I’ve just returned to Vancouver after spending the winter in Argentina – Buenos Aires in particular.
Aside from the splendid architecture of this legendary “Paris of South America”, Buenos Aires is a city also known for its delicious foods. Topping that list is the asado grilled beef, creamy pasta cuisine and plentiful, inexpensive Malbec. There is also late afternoon espresso accompanied with sweet, flaky bizcochos (or melted cheese tostadas) and of course, legendary dulce de leche and gelato, both available at any time of day or night!
Closely paired with traditional foods is a cultural lifestyle of eating dinner no earlier than 10 pm, sleeping no more than 4 or 5 hours per night, and spending full weekend nights in either the disco (if you’re young) or a social environment of friends & family (if you’re less young).
Like most travelers, I researched a fair bit about Buenos Aires’ distinctive personality before arriving there in mid-January. In hindsight though, what I hadn’t given much thought to was the interesting “lab experiment” that would unfold for this “norteamericano” fitness trainer.
And the lab result is in…
Behold, my Argentine belly!!
Now wait a moment before chastising me over all those words that I’ve thrown out to you in the past… “Discipline”, “Commitment”, “Consistency”, etc.
Believe me, the whole time that I was in Buenos Aires, I WAS going to the gym… consistently. I joined a gym within a week of arriving and went 4 or 5 times a week.
I WAS also doing my REGULAR strength-building workouts… and they were just as progressive as at home.
I WAS RUNNING regularly… on both the treadmill and outdoors, on average 2 or 3 times a week.
And in addition, I purposely INTENSIFIED my outdoor sprint INTERVALS each week that I ran through the lush parks of Palermo!
Plus, walking for kilometres around the city each day.
So then, how is it that I’ve come back to Vancouver weighing about 3 kg LESS than when I left (muscle)… but with a girth measurement that’s almost 6 cm LARGER (fat)???
Because, like it has been said over and over again…
… YOU CAN’T OUT-EXERCISE A BAD DIET!!
It’s as simple as that.
No matter how much I accelerated my exercise routine, the cumulative effect of 3 months of living the Buenos Aires lifestyle definitely took its toll from my body composition (= shape). But not only that, I also noticed significantly reduced energy level, physical stamina, and athleticism. Sluggish and lethargic are two good descriptions.

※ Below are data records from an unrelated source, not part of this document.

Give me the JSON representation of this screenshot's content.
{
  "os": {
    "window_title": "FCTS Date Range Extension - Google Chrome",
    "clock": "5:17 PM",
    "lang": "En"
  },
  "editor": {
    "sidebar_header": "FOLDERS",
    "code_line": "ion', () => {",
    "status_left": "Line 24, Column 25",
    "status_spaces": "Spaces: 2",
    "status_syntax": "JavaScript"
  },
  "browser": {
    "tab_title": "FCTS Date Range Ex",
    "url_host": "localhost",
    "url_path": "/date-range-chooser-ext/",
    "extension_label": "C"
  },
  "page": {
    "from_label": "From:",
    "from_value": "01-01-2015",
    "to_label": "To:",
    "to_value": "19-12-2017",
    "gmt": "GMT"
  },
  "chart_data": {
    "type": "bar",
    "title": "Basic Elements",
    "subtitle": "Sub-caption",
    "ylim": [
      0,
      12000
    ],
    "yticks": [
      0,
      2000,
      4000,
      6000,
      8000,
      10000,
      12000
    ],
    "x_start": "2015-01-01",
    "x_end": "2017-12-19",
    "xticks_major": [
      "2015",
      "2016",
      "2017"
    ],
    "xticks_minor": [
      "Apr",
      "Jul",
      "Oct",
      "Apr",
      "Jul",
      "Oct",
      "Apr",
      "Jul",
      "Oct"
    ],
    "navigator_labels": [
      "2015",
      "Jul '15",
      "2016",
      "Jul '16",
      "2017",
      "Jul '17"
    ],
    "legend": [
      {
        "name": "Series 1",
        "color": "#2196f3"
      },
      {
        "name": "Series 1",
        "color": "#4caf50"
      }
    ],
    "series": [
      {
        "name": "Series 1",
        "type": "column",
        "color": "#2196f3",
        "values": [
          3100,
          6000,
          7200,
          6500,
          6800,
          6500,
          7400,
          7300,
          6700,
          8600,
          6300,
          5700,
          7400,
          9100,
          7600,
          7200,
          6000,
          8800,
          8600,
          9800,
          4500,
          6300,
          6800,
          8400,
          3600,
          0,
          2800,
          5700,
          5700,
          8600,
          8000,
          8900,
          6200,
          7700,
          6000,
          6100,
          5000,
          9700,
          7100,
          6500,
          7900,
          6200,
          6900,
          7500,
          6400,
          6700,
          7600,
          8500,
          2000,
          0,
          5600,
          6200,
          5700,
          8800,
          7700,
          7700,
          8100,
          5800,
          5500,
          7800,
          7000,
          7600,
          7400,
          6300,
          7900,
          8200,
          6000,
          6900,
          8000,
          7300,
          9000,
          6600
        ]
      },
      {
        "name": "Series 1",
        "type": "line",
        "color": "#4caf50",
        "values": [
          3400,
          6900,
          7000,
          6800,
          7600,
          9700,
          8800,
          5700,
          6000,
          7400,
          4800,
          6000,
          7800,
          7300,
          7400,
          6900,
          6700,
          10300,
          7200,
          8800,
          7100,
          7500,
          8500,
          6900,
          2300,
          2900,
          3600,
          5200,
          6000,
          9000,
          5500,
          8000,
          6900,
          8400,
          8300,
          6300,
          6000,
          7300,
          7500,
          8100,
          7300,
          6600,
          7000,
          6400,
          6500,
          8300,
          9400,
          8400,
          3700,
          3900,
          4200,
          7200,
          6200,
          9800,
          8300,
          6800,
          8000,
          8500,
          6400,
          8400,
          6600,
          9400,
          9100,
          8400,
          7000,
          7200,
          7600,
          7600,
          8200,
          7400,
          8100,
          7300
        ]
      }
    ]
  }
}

Reason #1 – Eating far larger meal portions (particularly red meat), far more often, and far richer, with bread, than I ever do at home (and if you’ve heard that vegetable or salad is not available in Buenos Aires; it’s either a fallacy or an excuse, because it is if you so choose).
Reason #2 – Consuming more alcohol than usual (what’s a bottle or two of red wine shared with friends at dinner each night? Or a 1 litre bottle of Quilmes with lunch on a hot and sticky summer afternoon?)
Reason #3 – Other than soy, there are few quality protein alternatives to meat and /or dairy; nor are nutritional supplements commonly available (largely due to import restrictions). From the reports of coaches and trainers at the gym, anabolic steroids are much easier to find (and way cheaper to buy) than is creatine or a bucket of good ol’ protein powder.
Do or do not, there is no try.
Even though I preach my daily messages of healthy eating, and have essentially lived that way for my entire life, I was quite shocked how easy it is to fall further and further behind in personal fitness levels when nutritional discipline slips. And although it was not very obvious in the first month, and maybe not much into the second – by the third? Well, you can see the effect.
Given a a few more months, I’m convinced that my shape would have assumed that of many handsome “chicos” on the streets of Buenos Aires… not necessarily obese, just soft and doughy around the lower torso and butt. At first I was commenting: “Give me a month training with that guy and I’ll turn him around”! But after my own experience, it became obvious that gym coaching alone was not what most of these guys needed.
And not just in Argentina.
As you can guess, the diet and lifestyle that I am describing here is far from being unique to Buenos Aires. Poor dietary habits and sedentary lifestyles haven’t restricted themselves to international borders. It has sadly become more common throughout the developed world.
Being back in Vancouver, my novel paunch should disappear in time for beach season. I know what it will take, and I know how to accomplish it effectively – through diet and exercise.
What will be more lasting is my renewed respect for anyone who is honestly trying to alter their eating and lifestyle habits – sometimes after many years of cumulative impact to personal fitness and emotional well-being.
But for some others, be warned!
Knowing the formula that resulted in my “Argentine belly” has made it much simpler to spot those I see in the gym still desperately clinging to a
belief hope that they can stay one step ahead of their consistently poor eating choices.
And to those today, “Let my belly speak for itself…
“Y__ C__’_ O__-E_______ A B__ D____!”